Notes to accompany 1014 drainageDocument Transcript
Notes to accompany 1014 “Drainage”Slide1-3 Good public drainage is unglamorous but one of the great achievements of the industrial revolution. Clean water supplies and efficient drainage and sewage treatment are more important to human health than all medical advances ever achieved. Slides 4-5 Drains are simply a well laid network of connected, ventilated pipes, which carry away waste water by gravitational flow. Pumping is sometimes unavoidable, but wherever possible, simple sloping pipes provide all the technology needed to move the water. Waste pipes can be broken into two main classes, surface water (rain water essentially) and foul water (used water from buildings.) Grey water is used to describe waste water that has just been used for washing. This is much less dangerous than kitchen and lavatory waste, which is always considered a health hazard. Grey water is increasingly used for flushing lavatories, to save on the use of clean potable water for this process. Slides 6-8 Surface water is non-hazardous and non-noxious (it doesn’t smell). The problem is simply to collect it (gutters and downpipes) and then direct it to a disposal point. Because it is non- hazardous, it can be disposed of directly into a nearby water course, if one is available. Otherwise on permeable sub-soils it can be taken into an underground soak away, where it disperses into the sub soil. IN urban areas, there is likely to be a dedicated network of surface water sewers, which collect all of the surface water and convey it to a river. If possible surface water should not flow into foul sewers, as it could overwhelm them in volume during periods of heavy rainfall. In old, pre 1960 systems, foul and surface were often combined, which rsults in the release of sewage into rivers if there is a heavy rain storm. The sewage farms simply can’t cope with the volume of water. Slides 9-11 Foul water is just that, foul, dangerous a smelly. It is collected in a series of sealed pipes which are trapped at all appliances, to ensure that smells do not come back up into the building. The pipework must be ventilated at its highest point to ensure there is no significant pressure variation in the system as water flows through it. Above ground these pipes are always made of plastic in modern buildings. In early 20th century buildings they are likely to be cast iron. Slides 12-17 Underground drains are essentially a near horizontal network of large diameter (100-150mm) pipes. They are never completely horizontal. They must always slope in the direction of the

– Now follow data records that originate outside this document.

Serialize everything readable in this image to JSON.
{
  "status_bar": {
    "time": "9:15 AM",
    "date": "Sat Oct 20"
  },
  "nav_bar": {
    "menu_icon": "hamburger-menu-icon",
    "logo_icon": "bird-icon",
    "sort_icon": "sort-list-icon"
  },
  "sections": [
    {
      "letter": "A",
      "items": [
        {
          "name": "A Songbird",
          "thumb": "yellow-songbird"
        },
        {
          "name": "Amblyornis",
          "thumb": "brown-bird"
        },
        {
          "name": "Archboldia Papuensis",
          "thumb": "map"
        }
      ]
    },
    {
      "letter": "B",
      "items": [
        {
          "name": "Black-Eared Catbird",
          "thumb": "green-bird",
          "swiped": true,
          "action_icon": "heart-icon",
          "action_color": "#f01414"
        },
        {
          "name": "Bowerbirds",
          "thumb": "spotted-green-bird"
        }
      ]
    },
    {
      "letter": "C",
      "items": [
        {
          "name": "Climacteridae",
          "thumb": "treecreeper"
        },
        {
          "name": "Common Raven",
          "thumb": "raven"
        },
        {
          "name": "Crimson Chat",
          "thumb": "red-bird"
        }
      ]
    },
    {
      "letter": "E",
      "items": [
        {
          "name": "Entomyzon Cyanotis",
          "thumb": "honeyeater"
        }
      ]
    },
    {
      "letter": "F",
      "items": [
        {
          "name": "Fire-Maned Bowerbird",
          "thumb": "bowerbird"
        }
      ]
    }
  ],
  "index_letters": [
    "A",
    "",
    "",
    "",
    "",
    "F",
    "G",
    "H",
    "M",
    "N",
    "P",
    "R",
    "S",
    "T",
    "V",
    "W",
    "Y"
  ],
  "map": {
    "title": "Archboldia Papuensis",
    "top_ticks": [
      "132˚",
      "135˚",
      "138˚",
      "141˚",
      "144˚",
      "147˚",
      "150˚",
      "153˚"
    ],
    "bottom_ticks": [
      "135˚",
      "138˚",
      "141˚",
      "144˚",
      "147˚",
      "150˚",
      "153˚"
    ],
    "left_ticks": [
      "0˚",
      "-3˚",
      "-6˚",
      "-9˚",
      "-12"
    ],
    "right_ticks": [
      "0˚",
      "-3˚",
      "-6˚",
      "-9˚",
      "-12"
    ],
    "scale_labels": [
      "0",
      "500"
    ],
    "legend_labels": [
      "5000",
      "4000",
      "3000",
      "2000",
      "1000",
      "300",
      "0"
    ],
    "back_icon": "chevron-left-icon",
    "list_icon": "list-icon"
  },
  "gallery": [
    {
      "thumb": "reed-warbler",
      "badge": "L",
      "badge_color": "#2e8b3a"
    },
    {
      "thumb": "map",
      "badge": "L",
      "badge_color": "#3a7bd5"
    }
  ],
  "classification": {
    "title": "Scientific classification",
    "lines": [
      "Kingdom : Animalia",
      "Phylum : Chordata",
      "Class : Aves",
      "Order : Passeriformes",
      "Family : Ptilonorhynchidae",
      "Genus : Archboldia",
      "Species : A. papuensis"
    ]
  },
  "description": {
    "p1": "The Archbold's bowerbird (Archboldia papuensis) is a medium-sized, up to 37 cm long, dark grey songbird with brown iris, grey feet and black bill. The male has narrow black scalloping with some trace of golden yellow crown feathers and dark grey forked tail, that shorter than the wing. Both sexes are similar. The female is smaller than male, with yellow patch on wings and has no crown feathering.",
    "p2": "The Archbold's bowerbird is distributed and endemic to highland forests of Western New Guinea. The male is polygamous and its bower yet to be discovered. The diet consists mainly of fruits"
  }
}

ultimate disposal point. There must be inspection chambers, rodding points and manholes onthe system to give access for repairs and maintenance.In most system, the final disposal point can be considered to be the public sewer. Before this thedrains must comply with the Building Regulations. Once the foul drain has connected to thesewer, the disposal of the waste is the responsibility of the local sewerage company. They areusually the local water supply company as well. The sewer will run to a sewage treatment plant,where cleaned water is discharged into a river, and the separated waste is spread on the land afertiliser. It is now illegal to dump sewage sludge at sea, which had been done for centuries.Slides 18-20If local sewers are either non-existent, or higher than a newly constructed property, it may benecessary to deal with sewage on site, rather than via the public sewerage system. Sewage canbe stored in a cess pit and removed by tanker, but this is risky and should be avoided. It is muchbetter to treat the sewage fully on site and disperse the effluent.Slides 21-26Sewage treatment is a biological process carried out in traditional septic tanks or modern bio-disk units. Both work in the same way. Waste is stored in anaerobic conditions. Bacteria breakdown the effluent into carbon dioxide, water and a small amount of sludge. The bacteria arethen killed by aerating the liquid effluent, which can then be dispersed into the soil ordischarged into a water course. The small volume of sludge needs to be removed by tanker atintervals, often just once a year. Bio-disks speed up this process, but require an electrical supplyto turn the disks.Slides 27-28If sanitary appliances or whole houses are below the local drains, the effluent can be pumped upto the drains. Foe a WC this is just a small macerator behind the WC, which grinds and pumpseach time the lavatory is flushed. It works, but everyone can hear what you are doing…For a whole house at low level, the waste goes into a large underground tank, essentially a cesspit. When this is partly full, a switch is tripped which starts a submersed pump which pumps outthe entire tank to the high level sewer through a high pressure run of pipes. The pump can beextracted at intervals for servicing. In practice, a company will pull out the old pump, drop in areplacement, and take the old one for servicing. It is turn will pass on to the next customer. Allthe householder has to do is pay the bills of the service company.